    • Are these necessary or dangerous?
    • Without an elastic clause, would Congress be able to adapt to changing times?
      • How would Congress find the authority to address unanticipated needs?
        • What is wrong with relying on the amendment process?
    • What are the limits of the elastic clause?

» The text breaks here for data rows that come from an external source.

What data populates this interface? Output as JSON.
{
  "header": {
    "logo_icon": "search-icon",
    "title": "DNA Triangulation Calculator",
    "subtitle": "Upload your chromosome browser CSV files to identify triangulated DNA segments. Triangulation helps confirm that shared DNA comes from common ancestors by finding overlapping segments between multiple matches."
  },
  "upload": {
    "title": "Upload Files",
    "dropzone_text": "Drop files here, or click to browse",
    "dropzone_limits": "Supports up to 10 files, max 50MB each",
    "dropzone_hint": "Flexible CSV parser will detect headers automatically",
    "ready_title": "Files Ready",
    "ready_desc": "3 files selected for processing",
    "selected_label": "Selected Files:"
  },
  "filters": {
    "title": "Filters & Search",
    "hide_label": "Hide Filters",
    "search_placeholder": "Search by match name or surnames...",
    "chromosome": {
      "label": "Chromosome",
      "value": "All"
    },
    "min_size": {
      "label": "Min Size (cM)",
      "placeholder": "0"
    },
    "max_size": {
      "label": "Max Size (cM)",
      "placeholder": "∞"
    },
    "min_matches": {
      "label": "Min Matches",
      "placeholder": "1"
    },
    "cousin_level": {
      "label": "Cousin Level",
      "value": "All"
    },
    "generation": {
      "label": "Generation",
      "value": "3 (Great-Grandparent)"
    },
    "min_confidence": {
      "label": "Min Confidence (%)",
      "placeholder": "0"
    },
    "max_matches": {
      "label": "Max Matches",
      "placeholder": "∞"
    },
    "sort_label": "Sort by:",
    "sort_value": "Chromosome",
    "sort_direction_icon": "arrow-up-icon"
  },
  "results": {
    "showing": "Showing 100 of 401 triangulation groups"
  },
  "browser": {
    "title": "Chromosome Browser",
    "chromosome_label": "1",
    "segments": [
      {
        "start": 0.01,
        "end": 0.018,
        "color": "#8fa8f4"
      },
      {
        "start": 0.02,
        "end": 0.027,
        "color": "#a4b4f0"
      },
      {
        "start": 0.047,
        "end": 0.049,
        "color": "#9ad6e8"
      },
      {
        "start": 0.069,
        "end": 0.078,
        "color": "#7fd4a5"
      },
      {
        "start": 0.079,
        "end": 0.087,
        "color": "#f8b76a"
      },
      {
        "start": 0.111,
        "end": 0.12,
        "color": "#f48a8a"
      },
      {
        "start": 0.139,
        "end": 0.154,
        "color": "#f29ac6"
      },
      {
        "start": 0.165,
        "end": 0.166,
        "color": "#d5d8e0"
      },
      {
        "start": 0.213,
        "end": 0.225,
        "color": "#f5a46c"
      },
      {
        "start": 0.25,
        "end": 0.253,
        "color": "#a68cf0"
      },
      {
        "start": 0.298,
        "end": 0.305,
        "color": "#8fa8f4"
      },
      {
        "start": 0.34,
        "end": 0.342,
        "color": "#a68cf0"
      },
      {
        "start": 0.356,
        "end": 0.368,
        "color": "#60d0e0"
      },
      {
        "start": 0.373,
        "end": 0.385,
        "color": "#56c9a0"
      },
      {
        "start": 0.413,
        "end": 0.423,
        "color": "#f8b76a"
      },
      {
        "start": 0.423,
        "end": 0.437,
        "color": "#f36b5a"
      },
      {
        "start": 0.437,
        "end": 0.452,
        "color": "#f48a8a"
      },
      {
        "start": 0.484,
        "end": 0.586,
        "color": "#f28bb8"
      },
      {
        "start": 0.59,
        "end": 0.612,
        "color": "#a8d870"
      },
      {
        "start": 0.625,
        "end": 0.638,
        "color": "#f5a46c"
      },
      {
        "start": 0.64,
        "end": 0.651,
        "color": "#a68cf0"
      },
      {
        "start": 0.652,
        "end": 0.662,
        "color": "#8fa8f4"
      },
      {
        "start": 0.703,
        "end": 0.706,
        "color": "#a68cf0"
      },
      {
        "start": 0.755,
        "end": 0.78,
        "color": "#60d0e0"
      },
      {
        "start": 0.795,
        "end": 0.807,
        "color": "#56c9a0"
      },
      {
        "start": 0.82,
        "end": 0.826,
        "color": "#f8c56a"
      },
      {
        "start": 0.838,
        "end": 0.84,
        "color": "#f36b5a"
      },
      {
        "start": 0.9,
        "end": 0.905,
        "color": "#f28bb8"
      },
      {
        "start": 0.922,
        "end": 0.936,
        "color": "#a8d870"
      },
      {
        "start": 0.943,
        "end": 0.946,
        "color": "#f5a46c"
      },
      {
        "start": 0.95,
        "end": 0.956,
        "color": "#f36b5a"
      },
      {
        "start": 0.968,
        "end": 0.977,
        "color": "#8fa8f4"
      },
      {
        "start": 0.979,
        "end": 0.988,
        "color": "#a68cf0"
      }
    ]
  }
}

How elastic should it be?
      • Who gets to define these limits?
        • Congress?
        • The Supreme Court?
          • Is this too much power for such a small group of life-tenured judges?
  6. Strict Constructionism v. Broad Constructionism
    • Would you consider yourself a strict or broad constructionist?
    • What basic philosophy or fear underlies each of these positions?
    • Why has the trend over the centuries been toward broad constructionism?
      • Has this been demanded by the times?
      • Have those in power pushed for more?
      • Have the people demanded more from government?
      • Have the states been unable to address public needs?
  7. Non-Legislative Functions
    • Do the provisions regarding the election of the president in the House seem appropriate to you?
      • Why was the House, rather than the Senate, given the authority to select the president if no candidate receives the necessary number of Electoral College votes.
      • What potential problems do you see in granting this power to the House?
        • What sorts of states gain influence under this method?
          • (Remind students that each state’s delegation receives one vote regardless of size.) Why not just hold a second election?
    • Is the list of impeachable offenses long enough?
      • Should incompetence be an impeachable offense?
      • Should Congress be allowed to impeach a president for policy differences?
    • How would increasing Congress’s impeachment powers affect the relationship between the branches?
      • Would this be good or bad?
      • Would government become more or less effective? Efficient?